On the afternoon of Aug. 21, Georgians will have the opportunity to share in the experience of seeing the summer afternoon sky darken as the moon’s shadow covers the sun, and they are excited.
It’s going to be quite a show, but it’s important that eclipse viewers don’t get so caught up in the hype that they abandon safety, said Pam Knox, University of Georgia Cooperative Extension agricultural climatologist.
It sounds obvious, but no one should look directly at the sun — even during the eclipse — without eclipse glasses from a reputable source, she said.
“Even at 99 percent coverage, the sun is so strong that it can do some real, permanent damage to your eyesight,” Knox said. “No one should look at the eclipse without glasses.”
Everyone in the continental United States will experience some level of solar eclipse on Aug. 21, but the total solar eclipse will be only visible in a wide swath stretching from Salem, Oregon, to Charleston, South Carolina.
Only viewers in the very northeast corner of Georgia will see the sun completely blocked by the moon’s shadow. The rest of the state will see an 87 to 99 percent eclipse between 1 and 4 p.m. No matter where viewers are in the state, it is not safe to look at the sun without eye protection.
Even occasional quick glances up at the sun can damage the eyes and cause burns to the retina — these cells at the back of the eye are responsible for processing light information. The damage, which appears as blurry spots in the field of vision, may be temporary, but very well could be permanent, according to NASA.gov.

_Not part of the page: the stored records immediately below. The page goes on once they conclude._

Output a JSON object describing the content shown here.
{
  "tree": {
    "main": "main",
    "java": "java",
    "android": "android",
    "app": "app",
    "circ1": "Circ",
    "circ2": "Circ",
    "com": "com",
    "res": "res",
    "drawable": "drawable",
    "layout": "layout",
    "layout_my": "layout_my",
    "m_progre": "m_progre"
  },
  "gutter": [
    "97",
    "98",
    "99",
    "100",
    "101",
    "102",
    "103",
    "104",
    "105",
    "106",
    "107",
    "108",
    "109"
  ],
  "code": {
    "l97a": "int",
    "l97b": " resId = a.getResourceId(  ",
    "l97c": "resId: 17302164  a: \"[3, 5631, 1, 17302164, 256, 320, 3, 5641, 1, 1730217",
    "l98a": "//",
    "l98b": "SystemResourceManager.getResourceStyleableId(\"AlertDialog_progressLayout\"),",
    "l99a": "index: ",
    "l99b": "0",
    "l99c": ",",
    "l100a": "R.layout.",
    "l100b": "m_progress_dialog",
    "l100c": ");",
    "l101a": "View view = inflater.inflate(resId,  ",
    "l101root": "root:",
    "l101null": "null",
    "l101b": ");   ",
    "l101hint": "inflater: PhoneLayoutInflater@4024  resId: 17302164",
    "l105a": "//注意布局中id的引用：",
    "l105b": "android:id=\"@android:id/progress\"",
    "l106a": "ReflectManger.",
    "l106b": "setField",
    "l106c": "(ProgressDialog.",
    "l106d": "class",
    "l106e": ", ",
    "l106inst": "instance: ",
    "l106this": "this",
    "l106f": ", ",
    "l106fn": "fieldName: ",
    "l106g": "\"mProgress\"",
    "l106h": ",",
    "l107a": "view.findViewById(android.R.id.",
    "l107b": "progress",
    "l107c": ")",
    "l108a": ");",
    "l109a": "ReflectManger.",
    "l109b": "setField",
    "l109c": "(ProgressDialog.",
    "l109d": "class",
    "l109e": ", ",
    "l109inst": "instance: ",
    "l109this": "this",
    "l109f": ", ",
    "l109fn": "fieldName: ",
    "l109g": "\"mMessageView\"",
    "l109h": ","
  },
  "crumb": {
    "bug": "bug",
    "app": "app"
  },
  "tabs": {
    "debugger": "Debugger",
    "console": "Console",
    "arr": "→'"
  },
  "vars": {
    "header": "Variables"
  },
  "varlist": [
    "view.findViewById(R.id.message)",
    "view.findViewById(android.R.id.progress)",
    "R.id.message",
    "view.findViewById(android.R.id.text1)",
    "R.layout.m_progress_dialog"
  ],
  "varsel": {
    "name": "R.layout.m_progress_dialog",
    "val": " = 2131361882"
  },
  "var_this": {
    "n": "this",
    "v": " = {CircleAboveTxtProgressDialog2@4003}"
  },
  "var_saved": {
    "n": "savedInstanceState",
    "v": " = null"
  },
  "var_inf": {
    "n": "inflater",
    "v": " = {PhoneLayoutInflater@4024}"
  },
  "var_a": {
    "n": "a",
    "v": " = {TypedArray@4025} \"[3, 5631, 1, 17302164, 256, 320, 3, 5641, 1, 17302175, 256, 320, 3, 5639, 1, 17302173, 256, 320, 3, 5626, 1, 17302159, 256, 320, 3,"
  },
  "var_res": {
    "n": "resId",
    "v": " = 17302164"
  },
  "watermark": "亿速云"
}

Eclipse-viewing glasses or solar shields are necessary to prevent eye damage. Dark or polarized sunglasses will not protect your eyes.

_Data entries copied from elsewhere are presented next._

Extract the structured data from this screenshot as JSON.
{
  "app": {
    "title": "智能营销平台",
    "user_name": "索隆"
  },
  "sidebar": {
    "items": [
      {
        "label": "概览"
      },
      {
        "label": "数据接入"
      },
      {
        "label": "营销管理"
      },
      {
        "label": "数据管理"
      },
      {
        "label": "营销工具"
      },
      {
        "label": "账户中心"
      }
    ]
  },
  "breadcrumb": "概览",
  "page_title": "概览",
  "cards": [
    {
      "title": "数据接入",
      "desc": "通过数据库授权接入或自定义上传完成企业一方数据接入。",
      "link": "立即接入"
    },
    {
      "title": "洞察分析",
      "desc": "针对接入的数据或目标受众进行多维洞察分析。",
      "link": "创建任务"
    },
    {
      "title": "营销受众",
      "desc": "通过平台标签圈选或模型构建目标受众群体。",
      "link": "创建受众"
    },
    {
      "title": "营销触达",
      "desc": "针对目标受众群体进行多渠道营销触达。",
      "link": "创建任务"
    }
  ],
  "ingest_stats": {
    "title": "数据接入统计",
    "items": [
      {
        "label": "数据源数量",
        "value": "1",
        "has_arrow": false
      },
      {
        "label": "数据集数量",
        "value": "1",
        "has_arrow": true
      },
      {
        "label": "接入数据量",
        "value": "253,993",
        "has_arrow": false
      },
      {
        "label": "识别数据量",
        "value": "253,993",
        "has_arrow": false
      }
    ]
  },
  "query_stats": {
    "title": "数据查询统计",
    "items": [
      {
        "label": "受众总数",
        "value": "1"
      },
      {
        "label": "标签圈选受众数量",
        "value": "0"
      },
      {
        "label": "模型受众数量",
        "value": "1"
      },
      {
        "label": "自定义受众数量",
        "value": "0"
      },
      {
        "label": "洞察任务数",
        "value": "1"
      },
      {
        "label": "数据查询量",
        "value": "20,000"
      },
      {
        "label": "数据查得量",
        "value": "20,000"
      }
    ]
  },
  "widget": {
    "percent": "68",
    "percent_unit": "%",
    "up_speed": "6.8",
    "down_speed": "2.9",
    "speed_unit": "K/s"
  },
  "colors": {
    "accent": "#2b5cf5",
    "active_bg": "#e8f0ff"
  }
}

“The eclipse glasses are so dark that if you put them on and look outside now, you wouldn’t be able to see anything,” Knox said. “If you can see anything through your eclipse glasses, they’re not strong enough.”
Consumers should only buy glasses from reputable dealers. Earlier this summer, NASA.gov posted a list of eclipse glasses manufacturers that they have certified as safe. That list is available at eclipse2017.nasa.gov/safety.
Consumers should be wary of noncertified glasses because there are a lot of fake eclipse-viewing classes out there this year, Knox said.
Consider joining a group viewing party at an area park or nature center. Many schools and parks departments around the state and across the country will host organized eclipse-watching parties where they will provide glasses, eclipse shields or other safe ways of viewing the eclipse.
Knox is helping to host UGA’s Eclipse Viewing Party at Sanford Stadium from 1 to 4 p.m. on Aug. 21. Sponsored by the UGA Athletic Association, UGA Atmospheric Sciences Program, Frankin College of Arts and Sciences and Department of Geography, the event includes disposable eclipse glasses that will be available for the crowd.
Another option for safely watching the eclipse includes building an eclipse projector out of wood or cardboard. “Pinhole viewers” allow people to safely watch the projection of the eclipse on a piece of paper or board. NASA.gov features directions for some of these viewers and there are many other project tutorials online as well.
For more information about eclipse safety and the path of the eclipse through Georgia, visit eclipse2017.nasa.gov/safety. For more information about weather and climate in Georgia, visit blog.extension.uga.edu/climate/.